What needs to be done
In the data, find each line where the word "WebRTC" appears and list that line.

Items listed in a dataset:
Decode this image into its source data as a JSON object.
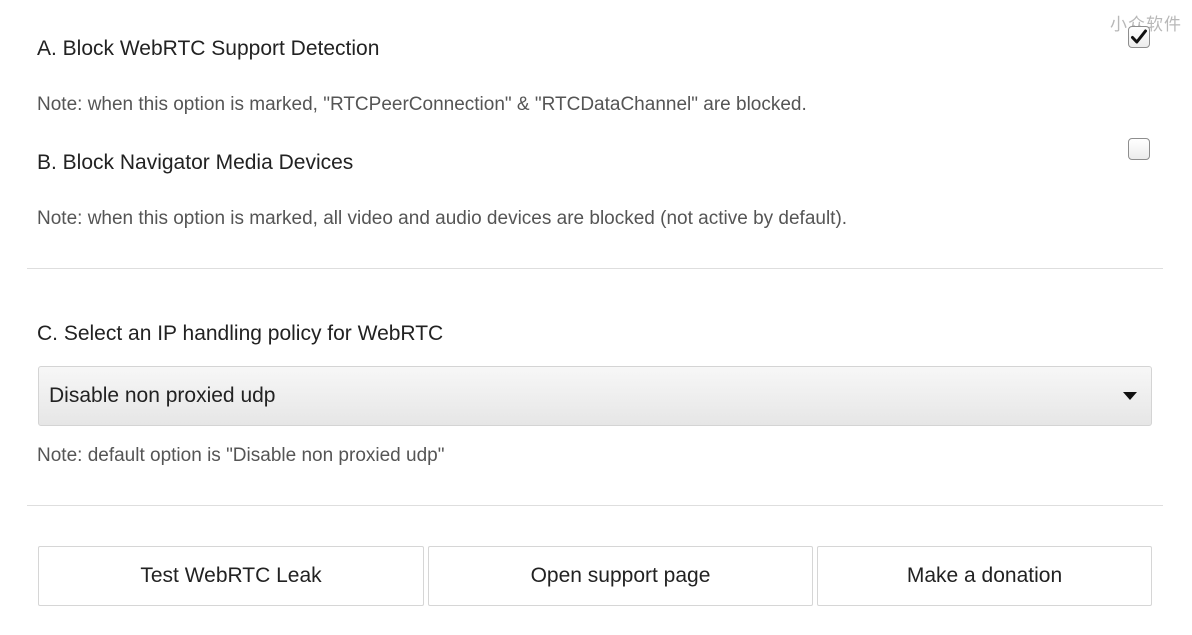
{
  "watermark": "小众软件",
  "options": {
    "a": {
      "title": "A. Block WebRTC Support Detection",
      "note": "Note: when this option is marked, \"RTCPeerConnection\" & \"RTCDataChannel\" are blocked.",
      "checked": true
    },
    "b": {
      "title": "B. Block Navigator Media Devices",
      "note": "Note: when this option is marked, all video and audio devices are blocked (not active by default).",
      "checked": false
    },
    "c": {
      "title": "C. Select an IP handling policy for WebRTC",
      "selected": "Disable non proxied udp",
      "note": "Note: default option is \"Disable non proxied udp\""
    }
  },
  "buttons": {
    "test": "Test WebRTC Leak",
    "support": "Open support page",
    "donate": "Make a donation"
  }
}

Answer box
      "title": "A. Block WebRTC Support Detection",
      "title": "C. Select an IP handling policy for WebRTC",
    "test": "Test WebRTC Leak",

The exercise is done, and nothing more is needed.